-- Exercise directions --
What you return must be the data below, word for word, without any images.

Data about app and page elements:
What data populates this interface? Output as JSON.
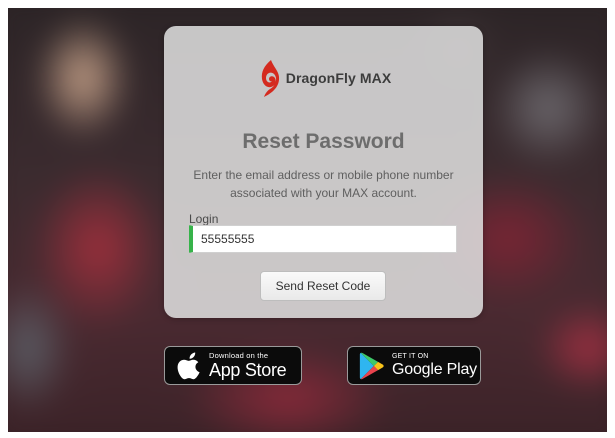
{
  "brand": {
    "name": "DragonFly MAX",
    "logo_icon": "dragonfly-flame-logo",
    "logo_color": "#d42a1f"
  },
  "reset": {
    "title": "Reset Password",
    "description": "Enter the email address or mobile phone number associated with your MAX account.",
    "login_label": "Login",
    "login_value": "55555555",
    "send_button": "Send Reset Code",
    "input_accent": "#37b34a"
  },
  "stores": {
    "apple": {
      "small_text": "Download on the",
      "big_text": "App Store",
      "icon": "apple-icon"
    },
    "google": {
      "small_text": "GET IT ON",
      "big_text": "Google Play",
      "icon": "google-play-icon"
    }
  }
}
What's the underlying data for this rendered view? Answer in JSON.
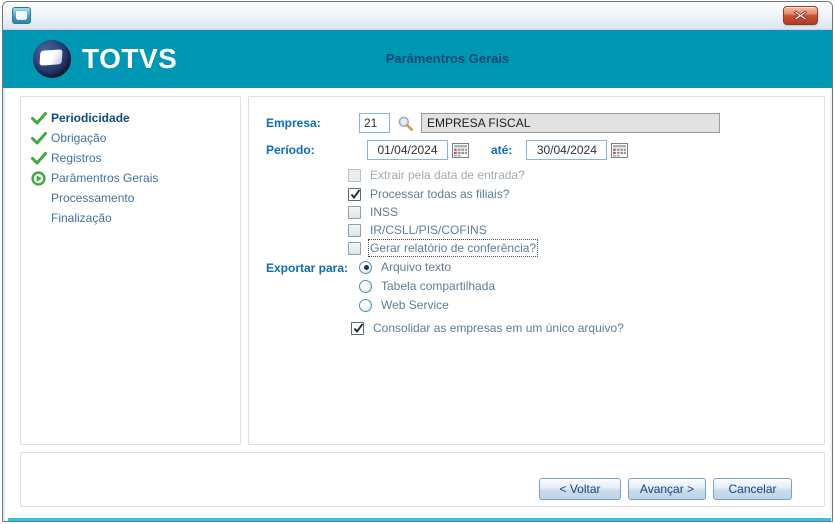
{
  "header": {
    "brand": "TOTVS",
    "title": "Parâmentros Gerais"
  },
  "sidebar": {
    "items": [
      {
        "label": "Periodicidade",
        "state": "done-active"
      },
      {
        "label": "Obrigação",
        "state": "done"
      },
      {
        "label": "Registros",
        "state": "done"
      },
      {
        "label": "Parâmentros Gerais",
        "state": "current"
      },
      {
        "label": "Processamento",
        "state": "pending"
      },
      {
        "label": "Finalização",
        "state": "pending"
      }
    ]
  },
  "form": {
    "empresa_label": "Empresa:",
    "empresa_code": "21",
    "empresa_name": "EMPRESA FISCAL",
    "periodo_label": "Período:",
    "periodo_de": "01/04/2024",
    "ate_label": "até:",
    "periodo_ate": "30/04/2024",
    "checkboxes": [
      {
        "label": "Extrair pela data de entrada?",
        "checked": false,
        "disabled": true
      },
      {
        "label": "Processar todas as filiais?",
        "checked": true,
        "disabled": false
      },
      {
        "label": "INSS",
        "checked": false,
        "disabled": false
      },
      {
        "label": "IR/CSLL/PIS/COFINS",
        "checked": false,
        "disabled": false
      },
      {
        "label": "Gerar relatório de conferência?",
        "checked": false,
        "disabled": false,
        "focused": true
      }
    ],
    "exportar_label": "Exportar para:",
    "export_options": [
      {
        "label": "Arquivo texto",
        "selected": true
      },
      {
        "label": "Tabela compartilhada",
        "selected": false
      },
      {
        "label": "Web Service",
        "selected": false
      }
    ],
    "consolidar": {
      "label": "Consolidar as empresas em um único arquivo?",
      "checked": true
    }
  },
  "buttons": {
    "voltar": "< Voltar",
    "avancar": "Avançar >",
    "cancelar": "Cancelar"
  },
  "colors": {
    "header_teal": "#0097b4",
    "title_navy": "#0d4a78",
    "label_blue": "#0a6db6",
    "sidebar_blue": "#41729e",
    "accent_green": "#3fa93f",
    "bottom_cyan": "#2cc6e4"
  }
}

-- Answer to this exercise --
What data populates this interface? Output as JSON.
{
  "brand": {
    "name": "DragonFly MAX",
    "logo_icon": "dragonfly-flame-logo",
    "logo_color": "#d42a1f"
  },
  "reset": {
    "title": "Reset Password",
    "description": "Enter the email address or mobile phone number associated with your MAX account.",
    "login_label": "Login",
    "login_value": "55555555",
    "send_button": "Send Reset Code",
    "input_accent": "#37b34a"
  },
  "stores": {
    "apple": {
      "small_text": "Download on the",
      "big_text": "App Store",
      "icon": "apple-icon"
    },
    "google": {
      "small_text": "GET IT ON",
      "big_text": "Google Play",
      "icon": "google-play-icon"
    }
  }
}
What's the underlying data for this rendered view? Answer in JSON.
{
  "header": {
    "brand": "TOTVS",
    "title": "Parâmentros Gerais"
  },
  "sidebar": {
    "items": [
      {
        "label": "Periodicidade",
        "state": "done-active"
      },
      {
        "label": "Obrigação",
        "state": "done"
      },
      {
        "label": "Registros",
        "state": "done"
      },
      {
        "label": "Parâmentros Gerais",
        "state": "current"
      },
      {
        "label": "Processamento",
        "state": "pending"
      },
      {
        "label": "Finalização",
        "state": "pending"
      }
    ]
  },
  "form": {
    "empresa_label": "Empresa:",
    "empresa_code": "21",
    "empresa_name": "EMPRESA FISCAL",
    "periodo_label": "Período:",
    "periodo_de": "01/04/2024",
    "ate_label": "até:",
    "periodo_ate": "30/04/2024",
    "checkboxes": [
      {
        "label": "Extrair pela data de entrada?",
        "checked": false,
        "disabled": true
      },
      {
        "label": "Processar todas as filiais?",
        "checked": true,
        "disabled": false
      },
      {
        "label": "INSS",
        "checked": false,
        "disabled": false
      },
      {
        "label": "IR/CSLL/PIS/COFINS",
        "checked": false,
        "disabled": false
      },
      {
        "label": "Gerar relatório de conferência?",
        "checked": false,
        "disabled": false,
        "focused": true
      }
    ],
    "exportar_label": "Exportar para:",
    "export_options": [
      {
        "label": "Arquivo texto",
        "selected": true
      },
      {
        "label": "Tabela compartilhada",
        "selected": false
      },
      {
        "label": "Web Service",
        "selected": false
      }
    ],
    "consolidar": {
      "label": "Consolidar as empresas em um único arquivo?",
      "checked": true
    }
  },
  "buttons": {
    "voltar": "< Voltar",
    "avancar": "Avançar >",
    "cancelar": "Cancelar"
  },
  "colors": {
    "header_teal": "#0097b4",
    "title_navy": "#0d4a78",
    "label_blue": "#0a6db6",
    "sidebar_blue": "#41729e",
    "accent_green": "#3fa93f",
    "bottom_cyan": "#2cc6e4"
  }
}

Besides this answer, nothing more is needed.